- _TASK PROMPT_: List each line of the data in which the string "ONLY" appears.

- _SOURCE RECORDS_:
=== Section Start ===

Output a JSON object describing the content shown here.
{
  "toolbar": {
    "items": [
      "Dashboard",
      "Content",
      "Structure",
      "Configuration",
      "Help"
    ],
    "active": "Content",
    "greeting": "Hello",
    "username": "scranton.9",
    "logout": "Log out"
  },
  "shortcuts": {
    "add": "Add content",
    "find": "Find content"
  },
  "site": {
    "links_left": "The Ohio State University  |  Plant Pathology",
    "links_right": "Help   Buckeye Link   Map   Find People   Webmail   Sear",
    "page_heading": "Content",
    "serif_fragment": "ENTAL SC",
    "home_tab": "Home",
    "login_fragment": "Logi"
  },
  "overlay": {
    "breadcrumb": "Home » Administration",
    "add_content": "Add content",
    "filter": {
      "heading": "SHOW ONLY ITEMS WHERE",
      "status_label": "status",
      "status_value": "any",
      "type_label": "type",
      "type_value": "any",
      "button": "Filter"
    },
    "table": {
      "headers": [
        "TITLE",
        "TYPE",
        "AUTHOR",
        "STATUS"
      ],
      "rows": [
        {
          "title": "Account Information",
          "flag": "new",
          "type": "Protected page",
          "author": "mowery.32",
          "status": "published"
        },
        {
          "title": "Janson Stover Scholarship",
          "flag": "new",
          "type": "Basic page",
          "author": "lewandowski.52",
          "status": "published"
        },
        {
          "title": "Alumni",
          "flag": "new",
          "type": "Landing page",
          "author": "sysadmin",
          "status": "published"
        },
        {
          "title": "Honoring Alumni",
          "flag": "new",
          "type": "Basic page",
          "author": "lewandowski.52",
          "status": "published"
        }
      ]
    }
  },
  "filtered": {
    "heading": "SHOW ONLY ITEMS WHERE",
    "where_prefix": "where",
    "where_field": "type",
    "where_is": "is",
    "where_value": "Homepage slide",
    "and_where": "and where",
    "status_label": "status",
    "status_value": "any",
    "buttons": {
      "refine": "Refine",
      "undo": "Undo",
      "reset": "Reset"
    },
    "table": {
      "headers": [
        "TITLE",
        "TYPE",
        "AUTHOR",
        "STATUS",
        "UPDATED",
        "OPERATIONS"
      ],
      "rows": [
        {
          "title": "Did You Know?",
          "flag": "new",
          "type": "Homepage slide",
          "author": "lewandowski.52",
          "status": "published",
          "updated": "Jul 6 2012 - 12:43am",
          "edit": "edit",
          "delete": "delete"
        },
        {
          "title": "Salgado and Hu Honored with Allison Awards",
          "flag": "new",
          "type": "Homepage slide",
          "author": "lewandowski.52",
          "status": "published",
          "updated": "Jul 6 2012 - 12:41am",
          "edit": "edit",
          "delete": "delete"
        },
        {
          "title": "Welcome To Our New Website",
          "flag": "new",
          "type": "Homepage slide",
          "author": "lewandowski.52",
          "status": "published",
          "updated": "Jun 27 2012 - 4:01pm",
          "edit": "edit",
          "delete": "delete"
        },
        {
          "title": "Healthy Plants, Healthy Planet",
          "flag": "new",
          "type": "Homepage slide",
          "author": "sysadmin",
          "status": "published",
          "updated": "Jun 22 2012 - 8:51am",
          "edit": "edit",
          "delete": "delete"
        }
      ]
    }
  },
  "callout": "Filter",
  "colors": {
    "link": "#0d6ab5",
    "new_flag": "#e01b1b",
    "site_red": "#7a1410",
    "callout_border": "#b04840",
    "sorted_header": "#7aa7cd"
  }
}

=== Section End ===

- _EXERCISE RESULT_:
      "heading": "SHOW ONLY ITEMS WHERE",
    "heading": "SHOW ONLY ITEMS WHERE",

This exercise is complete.